Three SABC board individuals have surrendered in the midst of charges of political weight being put on the board.
We has seen the resignation letters of Krish Naidoo, deputy chairperson Khanyisile Kweyama and DA-nominee John Mattison.
Naidoo confirmed to us that he resigned on Tuesday.
“I wasn’t planning on resigning until yesterday lunchtime.”
He said he had come to the realization that there was no point in staying on.
“As I said in my letter, the inability of some of the board members to understand the difference between corporate independence, accountability and political interference has led to a breakdown in the relationship with the minister. That was my turning point.
“I would rather use my energy in saving the SABC than fighting government,” he said.
News24 reported earlier that the SABC, in a short statement, said it had “noted” reports that three members of its board had resigned and referred all queries to the Presidency.
The broadcaster denied that its group chief executive Madoda Mxakwe had also resigned.
The resignations follow a strained meeting between the board, newly-appointed Communications Minister Stella Ndabeni-Abrahams and her deputy, Pinky Kekana, last Thursday.
The battle between the board and government over looming retrenchments at the public broadcaster came to a head during the meeting and another source close to the communications ministry told us the resignations were in protest against some of the board members’ treatment of the minister at the sitting.
A letter in which Ndabeni-Abrahams states her intention to stop engaging with the board over a dispute regarding planned retrenchments was leaked to the media over the weekend.
Ndabeni-Abrahams said she had been forced to cut ties with the board after the meeting and would “report this impasse to the president, Parliament and all relevant stakeholders”, City Press reported the letter as saying over the weekend.
“The board made it clear at the meeting that, irrespective of the success of [a] government guarantee or bailout, they will still proceed with retrenchments. As the shareholder representative, we were left with no option but to desist from all engagements with the SABC board,” she wrote.
The SABC embarked on a process to cut jobs by 980 staff and more than 1 200 freelancers in an effort to stem the financial crisis it finds itself in.
The broadcaster needs at least R3bn to stave off a March 2019 D-day, when it will find itself unable to pay salaries or bills.
Sources close to the board again confirmed City Press reports that the meeting between the minister and the board was highly charged, with Ndabeni-Abrahams seemingly arriving with the express intention of putting a stop to retrenchments.

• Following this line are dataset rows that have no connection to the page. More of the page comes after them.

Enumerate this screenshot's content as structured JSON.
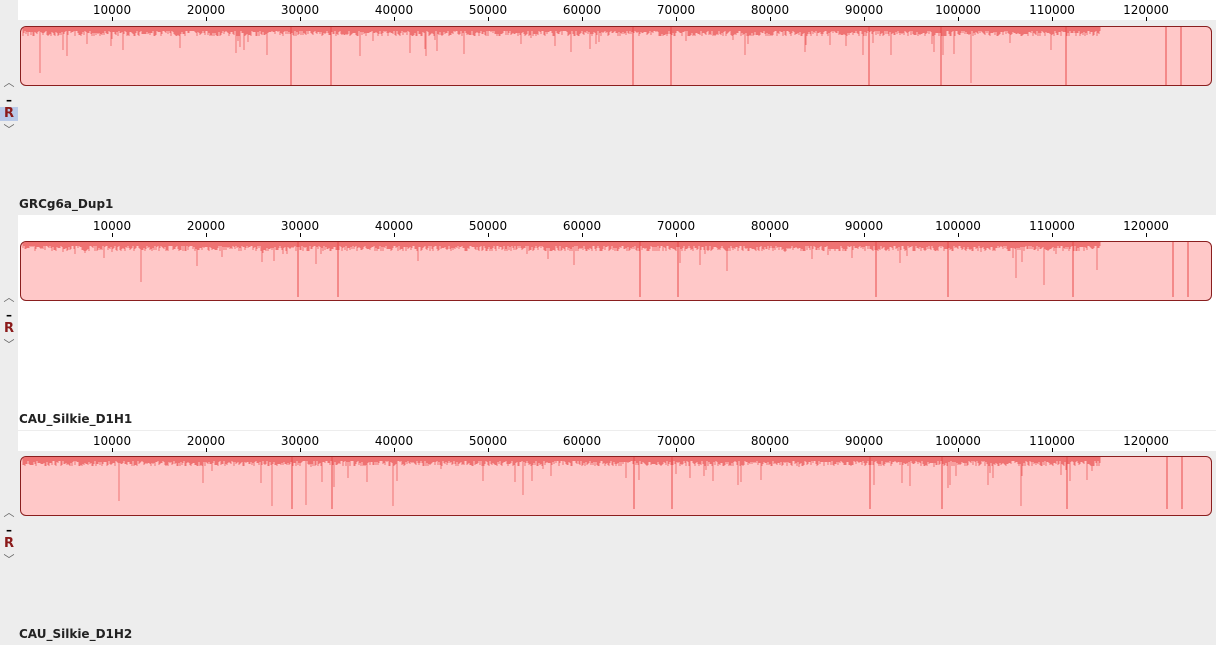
{
  "ruler": {
    "ticks": [
      "10000",
      "20000",
      "30000",
      "40000",
      "50000",
      "60000",
      "70000",
      "80000",
      "90000",
      "100000",
      "110000",
      "120000"
    ]
  },
  "tracks": [
    {
      "name": "GRCg6a_Dup1",
      "controls": {
        "up": "^",
        "minus": "–",
        "r": "R",
        "down": "v"
      },
      "r_active": true,
      "background": "#ededed"
    },
    {
      "name": "CAU_Silkie_D1H1",
      "controls": {
        "up": "^",
        "minus": "–",
        "r": "R",
        "down": "v"
      },
      "r_active": false,
      "background": "#ffffff"
    },
    {
      "name": "CAU_Silkie_D1H2",
      "controls": {
        "up": "^",
        "minus": "–",
        "r": "R",
        "down": "v"
      },
      "r_active": false,
      "background": "#ededed"
    }
  ],
  "colors": {
    "block_fill": "#ffc8c8",
    "block_border": "#8a1f1f",
    "similarity_line": "#e84a4a"
  }
}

The SABC’s current salary bill is pushing a projected R2.7bn for the 2018/2019 financial year, which equates to roughly 40% of its revenue.
“We realised that the board was no longer acting in the interests of the company, the shareholder, and Parliament as the representative of [the] South African public to which the SABC board is accountable,” said Ndabeni-Abrahams.
Ndabeni-Abrahams added that the board had flatly refused to allow her time to familiarise herself with the turnaround strategy and retrenchment plans.
This is at odds with another paragraph in the letter which states the board will “review the pace and quantum of the impact of the [retrenchments] should funding be found”.